However, the struggle is far from being over. Some of the largest – and, alas, most bureaucratized – unions of the country, such as the United Auto Workers (UAW), are still absent from the scene, despite their large African-American membership base. It is necessary for these organizations to lend their support to the movement for the tables to be turned. Moreover, the strong unions which did participate in the actions, such as SEIU or Teamsters, are not free from bureaucratization themselves – quite the opposite. Teamsters, for instance, has witnessed numerous unsuccessful or semi-successful clashes between the rank-and-file and the leadership to put a more democratic structure in place in the last four years. Given this fact, the actions of Monday, July 20th appear as a giant and important concession the bureaucracy gave to the rank and file under the latter’s pressure. This is, of course, not to undermine their importance – far from it. Rather, we are calling attention to this point to see more clearly what lies ahead.
That the union bureaucracy is still very much in the driving seat of organized labor, albeit much more uncomfortably than before, is reflected in two other peculiarities of the actions of Monday, July 20th.
Firstly, the shape of the events was far from representing a unified struggle. While some workplaces got shut down entirely for the full day, others remained closed for only about 9 minutes, and some didn’t close down at all. While this reflects the unevenness of the organizational level of the workers involved in the movement, it also indicates the lack of efforts on the part of the leadership to eliminate this unevenness. It is also quite telling that the two legal barriers preventing this movement to develop into a general strike, the Taft-Hartley Act of 1947 (which prevents a union on strike from calling other unions to its help) and the no-strike clauses of numerous union contracts (including some of Teamsters’) were not addressed anywhere.
Secondly, the political messages of the actions were often formulated as appeals to the bosses’ and bourgeois politicians’ conscience, rather than workers’ own concrete demands. Organizers of the event announced in their own website that they want to see “elected officials us[ing] their authority to rewrite the rules so that Black people can thrive”. In Los Angeles, the main site of protests was none other than a boulevard named after the former Democratic president Barack Obama! All these factors indicate that the union bureaucracy is still trying to pull the movement to the straightjacket of Democratic politics.

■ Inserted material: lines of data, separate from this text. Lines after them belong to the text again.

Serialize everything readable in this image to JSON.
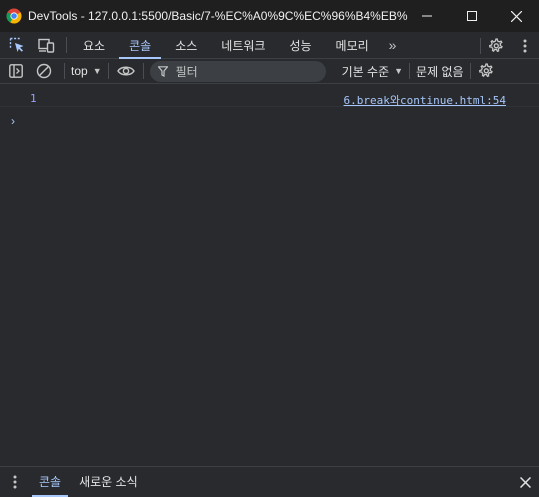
{
  "window": {
    "title": "DevTools - 127.0.0.1:5500/Basic/7-%EC%A0%9C%EC%96%B4%EB%..."
  },
  "tabs": [
    {
      "label": "요소"
    },
    {
      "label": "콘솔"
    },
    {
      "label": "소스"
    },
    {
      "label": "네트워크"
    },
    {
      "label": "성능"
    },
    {
      "label": "메모리"
    }
  ],
  "tabs_more": "»",
  "console_toolbar": {
    "context": "top",
    "filter_placeholder": "필터",
    "levels": "기본 수준",
    "issues": "문제 없음"
  },
  "console": {
    "messages": [
      {
        "value": "1",
        "source": "6.break와continue.html:54"
      }
    ],
    "prompt": "›"
  },
  "drawer": {
    "tabs": [
      {
        "label": "콘솔"
      },
      {
        "label": "새로운 소식"
      }
    ]
  },
  "colors": {
    "accent": "#a8c7fa",
    "background": "#282a2e",
    "titlebar": "#1f1f1f",
    "number": "#9aa0ff"
  },
  "icons": [
    "chrome-logo-icon",
    "minimize-icon",
    "maximize-icon",
    "close-icon",
    "inspect-element-icon",
    "device-toggle-icon",
    "settings-gear-icon",
    "kebab-menu-icon",
    "sidebar-toggle-icon",
    "clear-console-icon",
    "eye-icon",
    "filter-funnel-icon",
    "caret-down-icon"
  ]
}
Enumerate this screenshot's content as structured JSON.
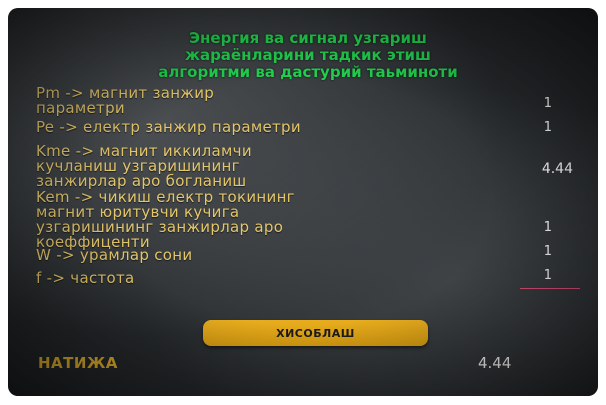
{
  "title": {
    "line1": "Энергия ва сигнал узгариш",
    "line2": "жараёнларини тадкик этиш",
    "line3": "алгоритми ва дастурий таьминоти"
  },
  "fields": [
    {
      "lines": [
        "Pm -> магнит занжир",
        "параметри"
      ],
      "value": "1"
    },
    {
      "lines": [
        "Pe -> електр занжир параметри"
      ],
      "value": "1"
    },
    {
      "lines": [
        "Kme ->  магнит иккиламчи",
        "кучланиш узгаришининг",
        "занжирлар аро богланиш"
      ],
      "value": "4.44"
    },
    {
      "lines": [
        "Kem -> чикиш електр токининг",
        "магнит юритувчи кучига",
        "узгаришининг занжирлар аро",
        "коеффиценти"
      ],
      "value": "1"
    },
    {
      "lines": [
        "W -> урамлар сони"
      ],
      "value": "1"
    },
    {
      "lines": [
        "f -> частота"
      ],
      "value": "1"
    }
  ],
  "button": {
    "label": "ХИСОБЛАШ"
  },
  "result": {
    "label": "НАТИЖА",
    "value": "4.44"
  },
  "colors": {
    "title": "#22d14f",
    "label": "#e4c66a",
    "button": "#e0a414",
    "active_underline": "#e0507a"
  }
}
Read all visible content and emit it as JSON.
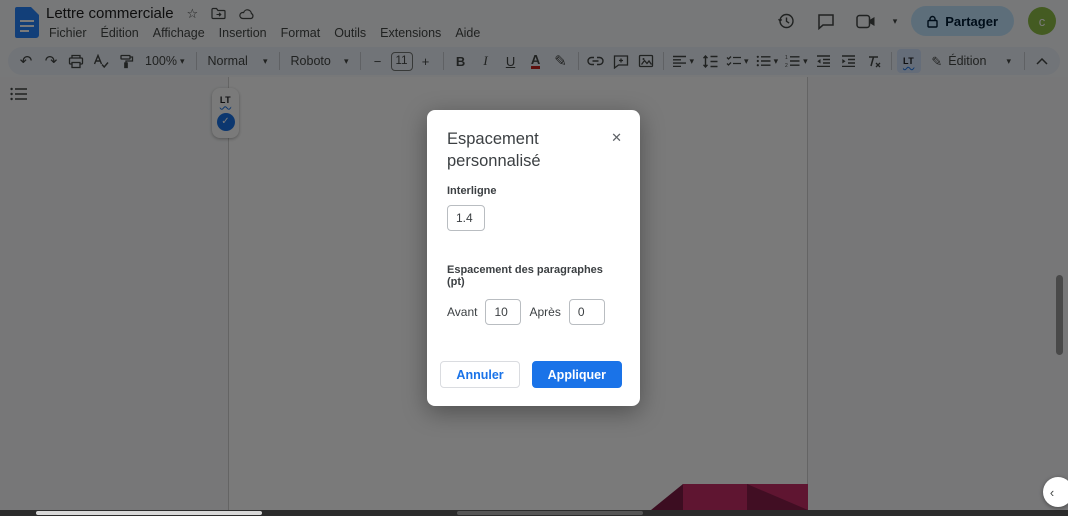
{
  "header": {
    "doc_title": "Lettre commerciale",
    "menus": [
      "Fichier",
      "Édition",
      "Affichage",
      "Insertion",
      "Format",
      "Outils",
      "Extensions",
      "Aide"
    ],
    "share_label": "Partager",
    "avatar_letter": "c"
  },
  "toolbar": {
    "zoom_value": "100%",
    "paragraph_style": "Normal",
    "font_family": "Roboto",
    "font_size": "11",
    "minus": "−",
    "plus": "+",
    "bold": "B",
    "italic": "I",
    "underline": "U",
    "text_color": "A",
    "lt_badge": "LT",
    "mode_label": "Édition"
  },
  "page_badge": {
    "lt_label": "LT"
  },
  "dialog": {
    "title": "Espacement personnalisé",
    "line_spacing_label": "Interligne",
    "line_spacing_value": "1.4",
    "paragraph_spacing_label": "Espacement des paragraphes (pt)",
    "before_label": "Avant",
    "before_value": "10",
    "after_label": "Après",
    "after_value": "0",
    "cancel_label": "Annuler",
    "apply_label": "Appliquer"
  },
  "glyphs": {
    "undo": "↶",
    "redo": "↷",
    "caret_down": "▾",
    "close": "✕",
    "check": "✓",
    "star": "☆",
    "chevron_left": "‹",
    "pencil": "✎",
    "highlighter": "✎"
  },
  "colors": {
    "accent_blue": "#1a73e8",
    "share_bg": "#c2e7ff",
    "share_text": "#001d35",
    "avatar_green": "#8fbf47",
    "active_icon_bg": "#d3e3fd",
    "deco_maroon": "#c62c68",
    "deco_maroon_dark": "#7d1d45",
    "text_color_underline": "#c5221f"
  }
}
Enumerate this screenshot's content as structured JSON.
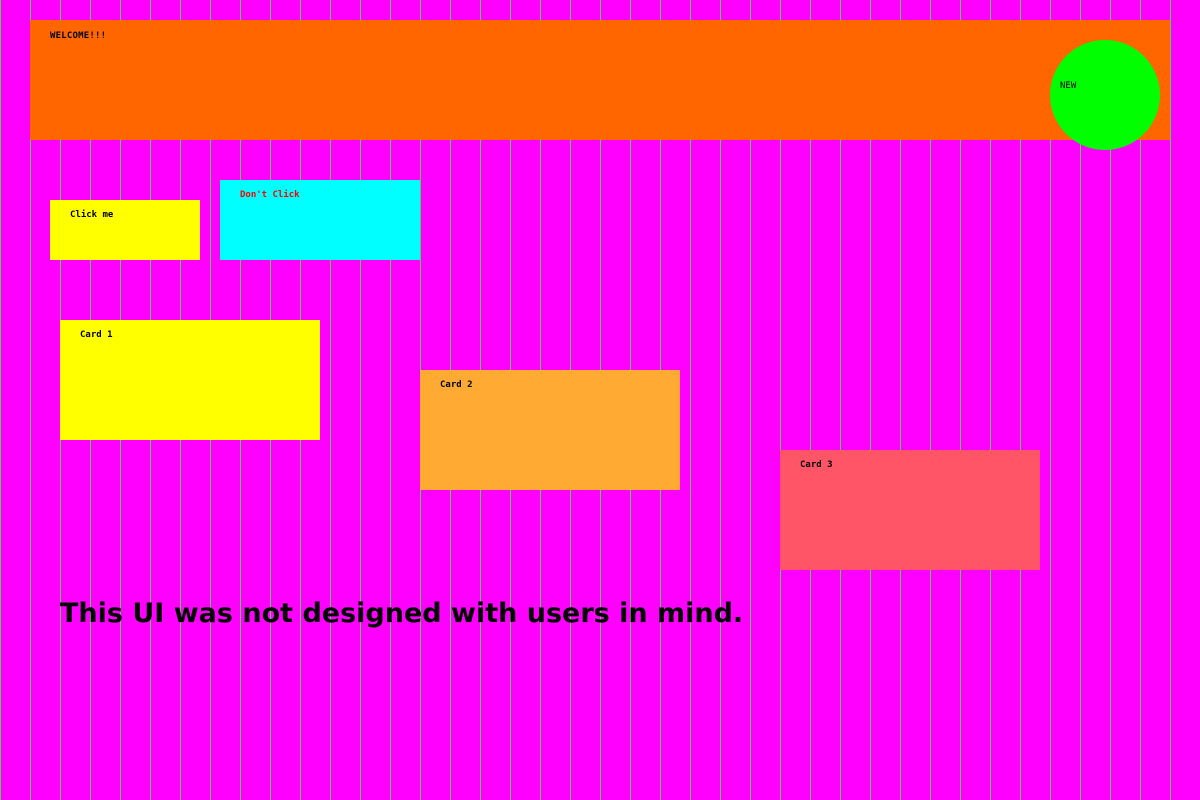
{
  "colors": {
    "background": "#ff00ff",
    "grid_lines": "#55cc55",
    "banner": "#ff6600",
    "new_badge": "#00ff00",
    "click_me_button": "#ffff00",
    "dont_click_button": "#00ffff",
    "dont_click_text": "#ff0000",
    "card_1": "#ffff00",
    "card_2": "#ffaa33",
    "card_3": "#ff5566"
  },
  "banner": {
    "title": "WELCOME!!!",
    "badge_label": "NEW"
  },
  "buttons": {
    "click_me": "Click me",
    "dont_click": "Don't Click"
  },
  "cards": [
    {
      "title": "Card 1"
    },
    {
      "title": "Card 2"
    },
    {
      "title": "Card 3"
    }
  ],
  "tagline": "This UI was not designed with users in mind."
}
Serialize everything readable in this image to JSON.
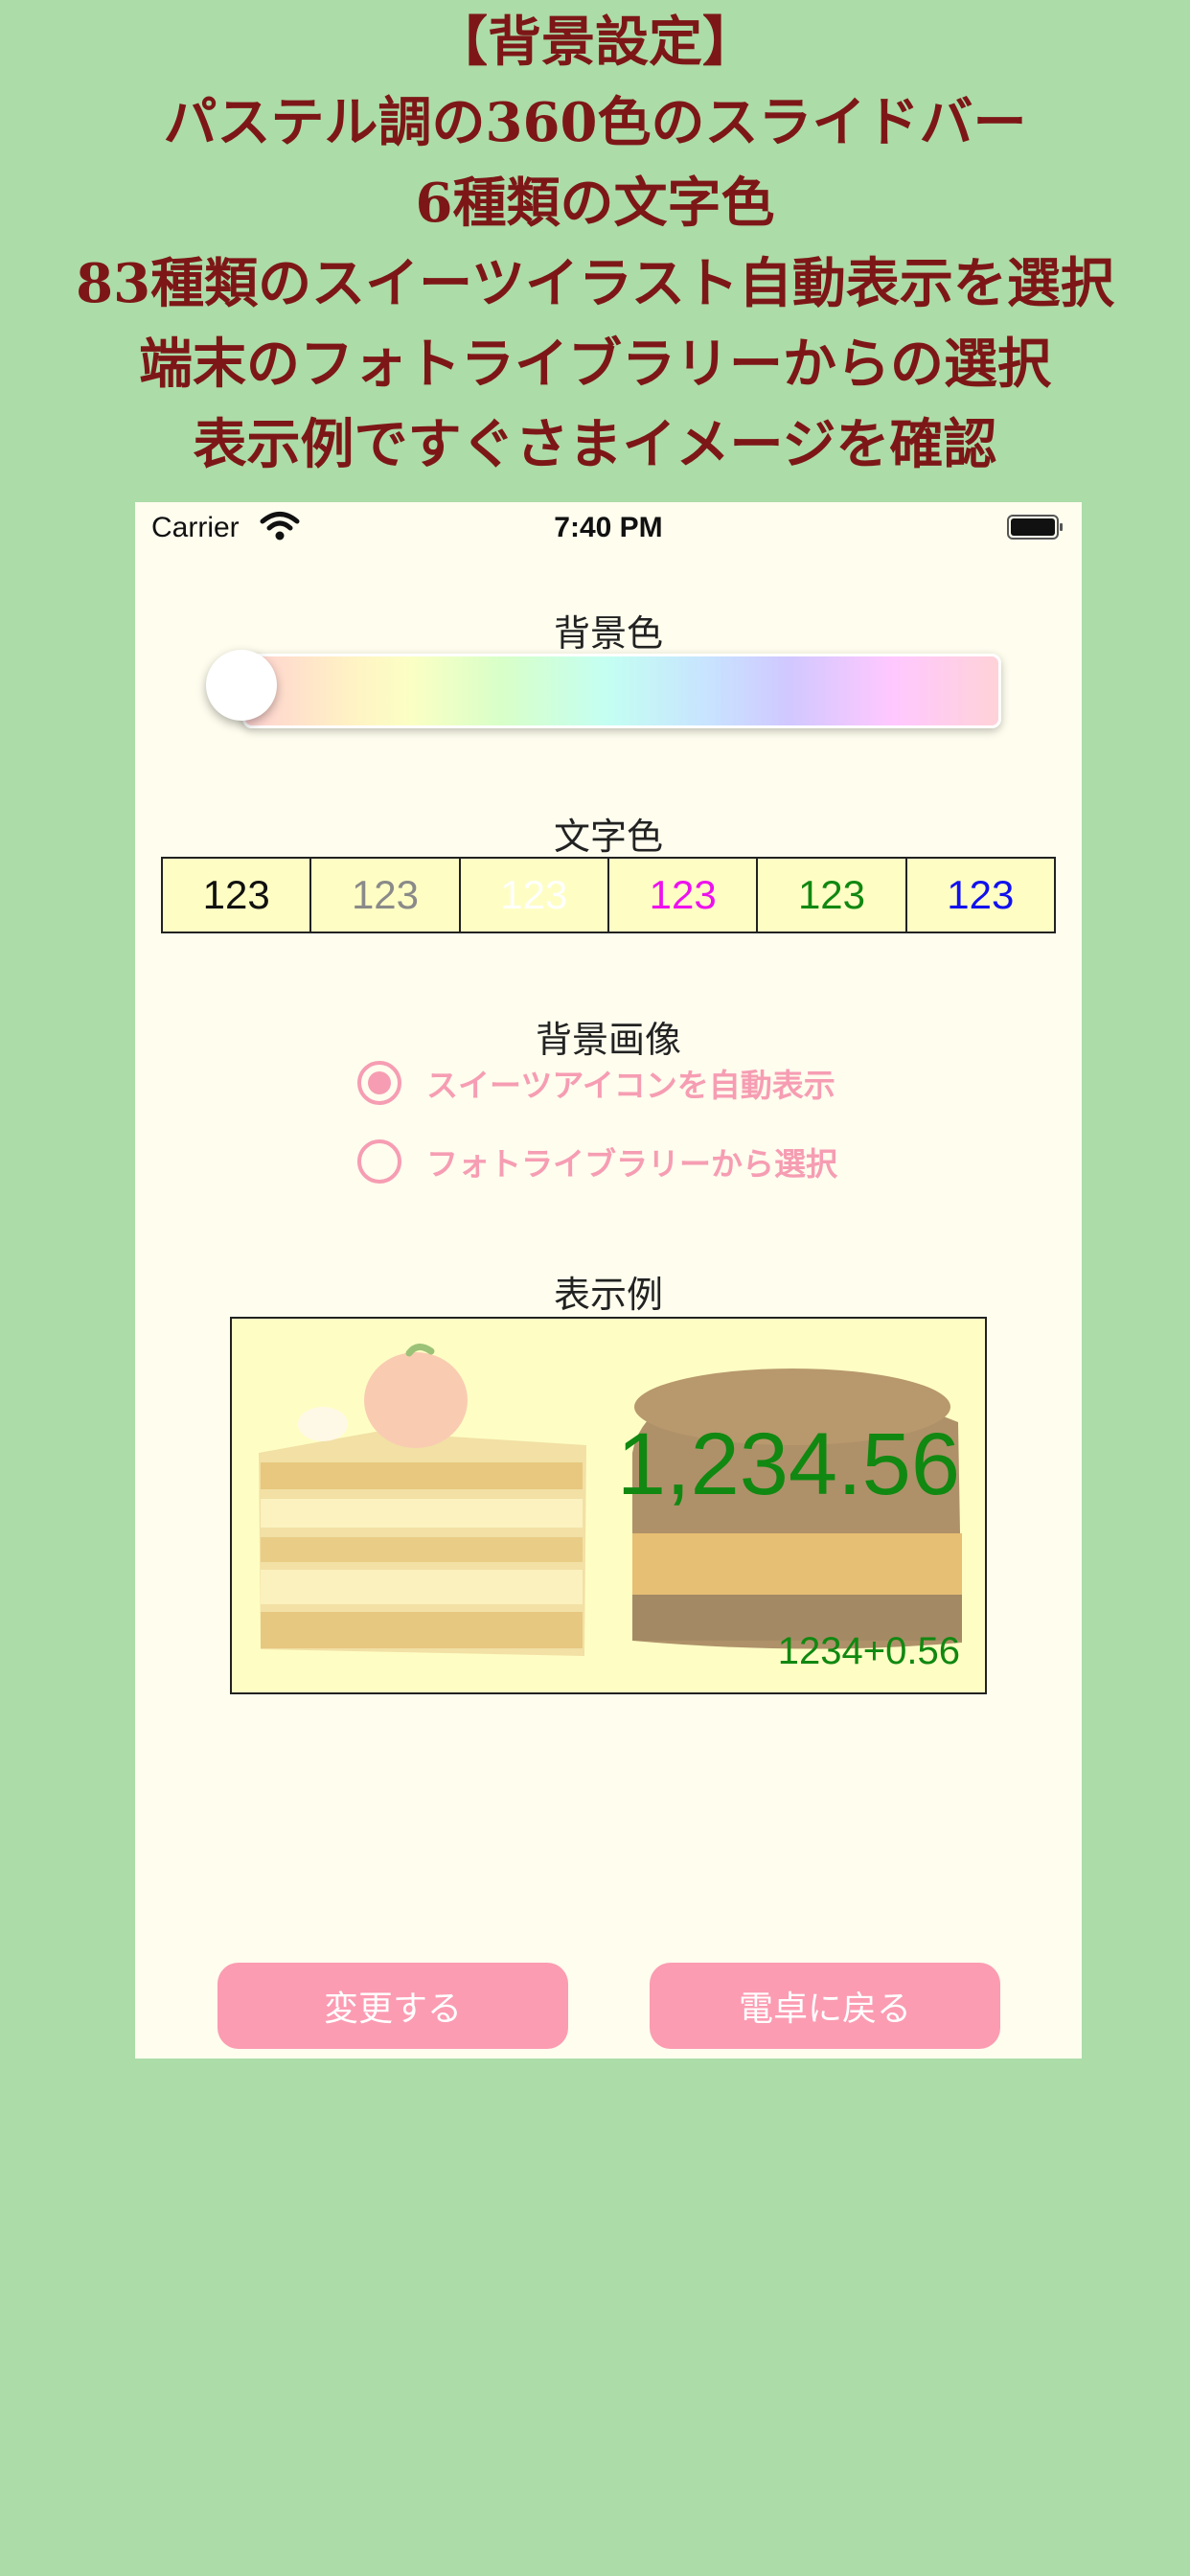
{
  "promo": {
    "lines": [
      "【背景設定】",
      "パステル調の360色のスライドバー",
      "6種類の文字色",
      "83種類のスイーツイラスト自動表示を選択",
      "端末のフォトライブラリーからの選択",
      "表示例ですぐさまイメージを確認"
    ]
  },
  "status_bar": {
    "carrier": "Carrier",
    "time": "7:40 PM",
    "icons": [
      "wifi-icon",
      "battery-icon"
    ]
  },
  "background_color": {
    "label": "背景色",
    "slider_value_fraction": 0.0
  },
  "text_color": {
    "label": "文字色",
    "options": [
      {
        "text": "123",
        "color": "#111111"
      },
      {
        "text": "123",
        "color": "#8a8a8a"
      },
      {
        "text": "123",
        "color": "#ffffff"
      },
      {
        "text": "123",
        "color": "#ee11ee"
      },
      {
        "text": "123",
        "color": "#118811"
      },
      {
        "text": "123",
        "color": "#1111ee"
      }
    ]
  },
  "background_image": {
    "label": "背景画像",
    "options": [
      {
        "label": "スイーツアイコンを自動表示",
        "selected": true
      },
      {
        "label": "フォトライブラリーから選択",
        "selected": false
      }
    ]
  },
  "preview": {
    "label": "表示例",
    "main_value": "1,234.56",
    "expression": "1234+0.56",
    "text_color": "#118811"
  },
  "buttons": {
    "change": "変更する",
    "back": "電卓に戻る"
  },
  "colors": {
    "page_background": "#acdca8",
    "promo_text": "#7d1717",
    "accent_pink": "#fb9cb2",
    "panel_background": "#fefdee"
  }
}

Nonetheless, the sheer fact of the massive action marks a possible turning point in the unfolding of the class struggle in the USA. The union bureaucracy, the buffer between the Democrats and the workers, is still to be taken down within the unions; but it is retreating. The working (and unemployed) masses still need to organize themselves and join the anti-racist struggle en masse, but they are taking the steps in that direction. It is our hope and quest that these steps will culminate in a general strike that would target the racist, capitalist system as a whole!
Black, Latino, Asian, white; workers of the world, unite!